  3. New JSR/Group: I know it would have taken more time to come up with a new JSR, but I would have ideally wanted this. A new group would have been formed and it would have set the tone to be a brand new collaboration. As it stands some people are skeptical that the JDO folk will be listened too. I am really hoping that everyone gets their say and that we get a great spec.

Pluggable Persistence

EJB specs have always talked about the idea of a Persistence Manager, and hinted that at some time this will be pluggable. JDO specs have had this notion from the beginning.

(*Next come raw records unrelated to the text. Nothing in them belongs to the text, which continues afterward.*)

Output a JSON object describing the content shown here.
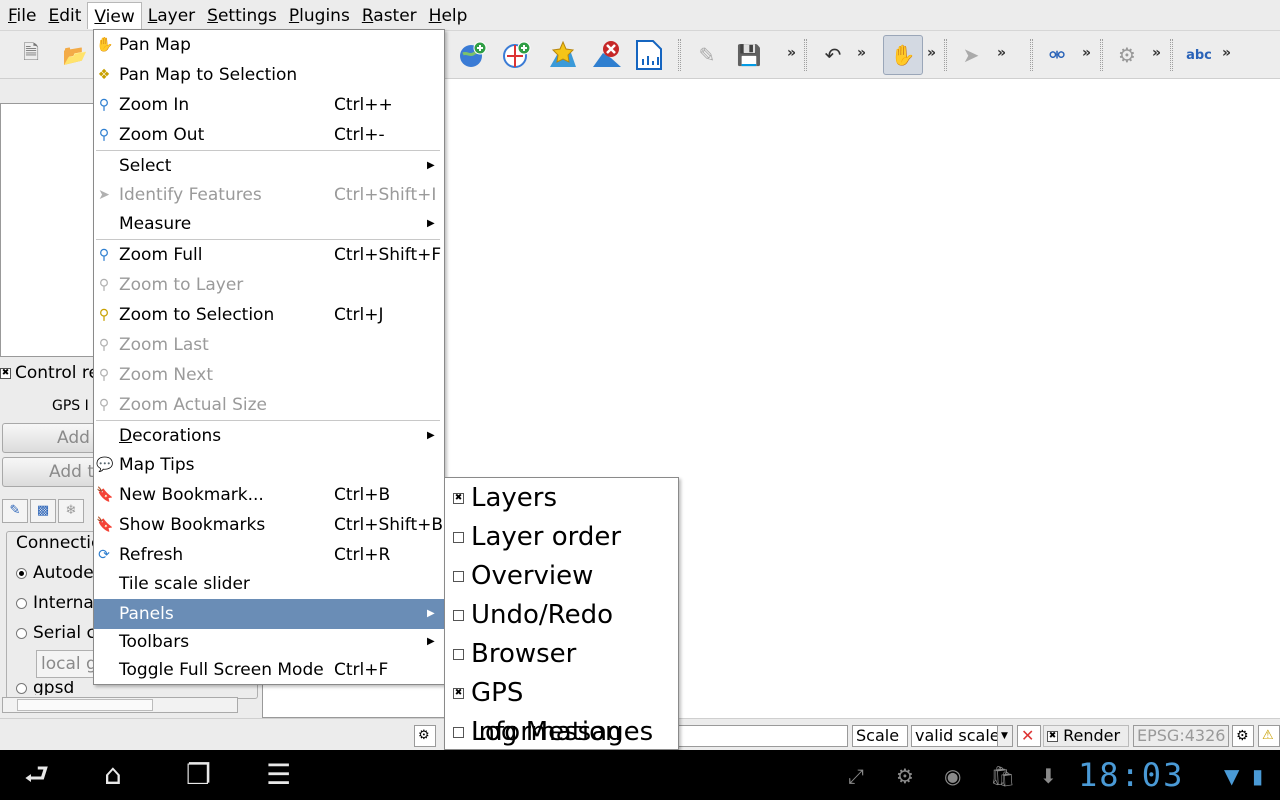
{
  "menubar": {
    "items": [
      {
        "label": "File",
        "u": "F",
        "rest": "ile"
      },
      {
        "label": "Edit",
        "u": "E",
        "rest": "dit"
      },
      {
        "label": "View",
        "u": "V",
        "rest": "iew"
      },
      {
        "label": "Layer",
        "u": "L",
        "rest": "ayer"
      },
      {
        "label": "Settings",
        "u": "S",
        "rest": "ettings"
      },
      {
        "label": "Plugins",
        "u": "P",
        "rest": "lugins"
      },
      {
        "label": "Raster",
        "u": "R",
        "rest": "aster"
      },
      {
        "label": "Help",
        "u": "H",
        "rest": "elp"
      }
    ]
  },
  "toolbar": {
    "more": "»"
  },
  "view_menu": {
    "pan_map": "Pan Map",
    "pan_map_selection": "Pan Map to Selection",
    "zoom_in": "Zoom In",
    "zoom_in_sc": "Ctrl++",
    "zoom_out": "Zoom Out",
    "zoom_out_sc": "Ctrl+-",
    "select": "Select",
    "identify": "Identify Features",
    "identify_sc": "Ctrl+Shift+I",
    "measure": "Measure",
    "zoom_full": "Zoom Full",
    "zoom_full_sc": "Ctrl+Shift+F",
    "zoom_layer": "Zoom to Layer",
    "zoom_selection": "Zoom to Selection",
    "zoom_selection_sc": "Ctrl+J",
    "zoom_last": "Zoom Last",
    "zoom_next": "Zoom Next",
    "zoom_actual": "Zoom Actual Size",
    "decorations_u": "D",
    "decorations_rest": "ecorations",
    "map_tips": "Map Tips",
    "new_bookmark": "New Bookmark...",
    "new_bookmark_sc": "Ctrl+B",
    "show_bookmarks": "Show Bookmarks",
    "show_bookmarks_sc": "Ctrl+Shift+B",
    "refresh": "Refresh",
    "refresh_sc": "Ctrl+R",
    "tile_scale": "Tile scale slider",
    "panels": "Panels",
    "toolbars": "Toolbars",
    "fullscreen": "Toggle Full Screen Mode",
    "fullscreen_sc": "Ctrl+F"
  },
  "panels_menu": [
    {
      "label": "Layers",
      "checked": true
    },
    {
      "label": "Layer order",
      "checked": false
    },
    {
      "label": "Overview",
      "checked": false
    },
    {
      "label": "Undo/Redo",
      "checked": false
    },
    {
      "label": "Browser",
      "checked": false
    },
    {
      "label": "GPS Information",
      "checked": true
    },
    {
      "label": "Log Messages",
      "checked": false
    }
  ],
  "left_panel": {
    "control_rendering": "Control re",
    "gps_title": "GPS I",
    "add_btn1": "Add",
    "add_btn2": "Add t",
    "connection_legend": "Connectic",
    "radio_autodetect": "Autode",
    "radio_internal": "Interna",
    "radio_serial": "Serial c",
    "local_input": "local g",
    "radio_gpsd": "gpsd"
  },
  "statusbar": {
    "scale_label": "Scale",
    "scale_value": "valid scale",
    "render_label": "Render",
    "crs": "EPSG:4326",
    "check_mark": "✖"
  },
  "system": {
    "clock": "18:03"
  },
  "colors": {
    "menu_highlight": "#6a8db6",
    "clock": "#4a9ad6",
    "toolbar_icon": "#2a63b8"
  }
}
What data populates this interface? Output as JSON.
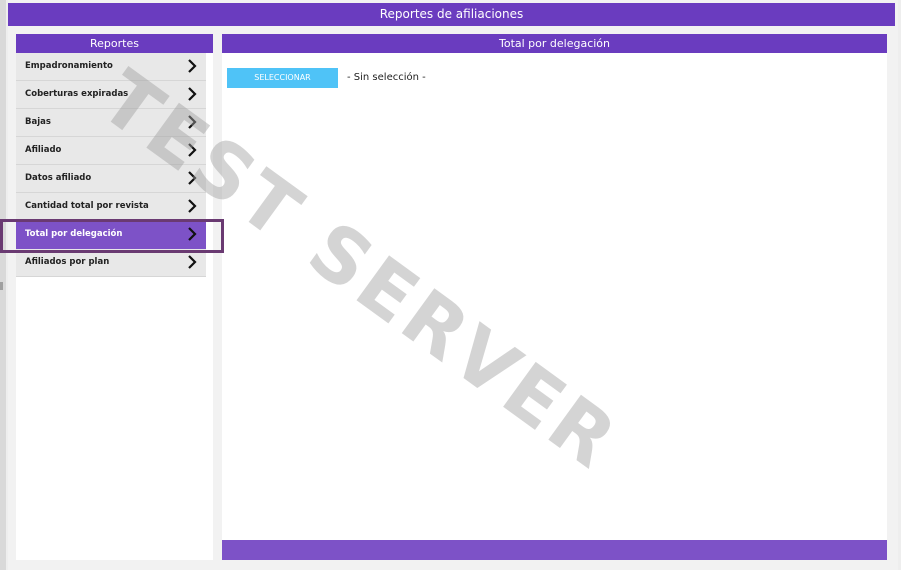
{
  "app": {
    "title": "Reportes de afiliaciones"
  },
  "sidebar": {
    "title": "Reportes",
    "items": [
      {
        "label": "Empadronamiento",
        "active": false
      },
      {
        "label": "Coberturas expiradas",
        "active": false
      },
      {
        "label": "Bajas",
        "active": false
      },
      {
        "label": "Afiliado",
        "active": false
      },
      {
        "label": "Datos afiliado",
        "active": false
      },
      {
        "label": "Cantidad total por revista",
        "active": false
      },
      {
        "label": "Total por delegación",
        "active": true
      },
      {
        "label": "Afiliados por plan",
        "active": false
      }
    ]
  },
  "main": {
    "title": "Total por delegación",
    "select_button": "SELECCIONAR",
    "selection_status": "- Sin selección -"
  },
  "watermark": "TEST SERVER",
  "colors": {
    "header": "#6a3cbf",
    "active_item": "#7d52c7",
    "select_button": "#4fc3f7"
  }
}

I *really* like the fact that JDO plays nice with the J2EE CA, so I can deploy whatever persistence manager I want by throwing a RAR at my application server. This seems like a no brainer on what it should be.

I want to be able to run WebLogic Server with IBM’s persistence manager. Well, I don’t really want that combination, but I want the flexibility.

From what I have heard on the grapevine, the new persistence API may not have the pluggable contract which really bugs me.

Why wouldn’t they define this? The only reason in my opinion is that application vendors don’t want this as they obviously want lock-in.

Please, please, please open up and allow the best persistence managers to fight it out in the market.

Finish on a positive note…

Overall I am really excited on this new bold move from Sun. Kudos to them for getting together and working out that this makes sense for the community. I really hope that in practice this works out and we get a great persistence API that everyone is happy with. My few worries above are only mentioned in the vein hope that people think about these things and we do the right thing.

Let’s get to work!


Jason has good comments:

Any idea if it’s still going to be dependent on 1.5 with annotations? And are those annotations going to be defined and jar’d in the j2ee.jar? Will I have to compile against the j2ee.jar or a vendor jar and either ship with the j2ee.jar or deploy in a container just to get the annotation classes?

I really hope that since this sub-spec is meant to target J2SE, that there is no need to ship j2ee.jar. Surely!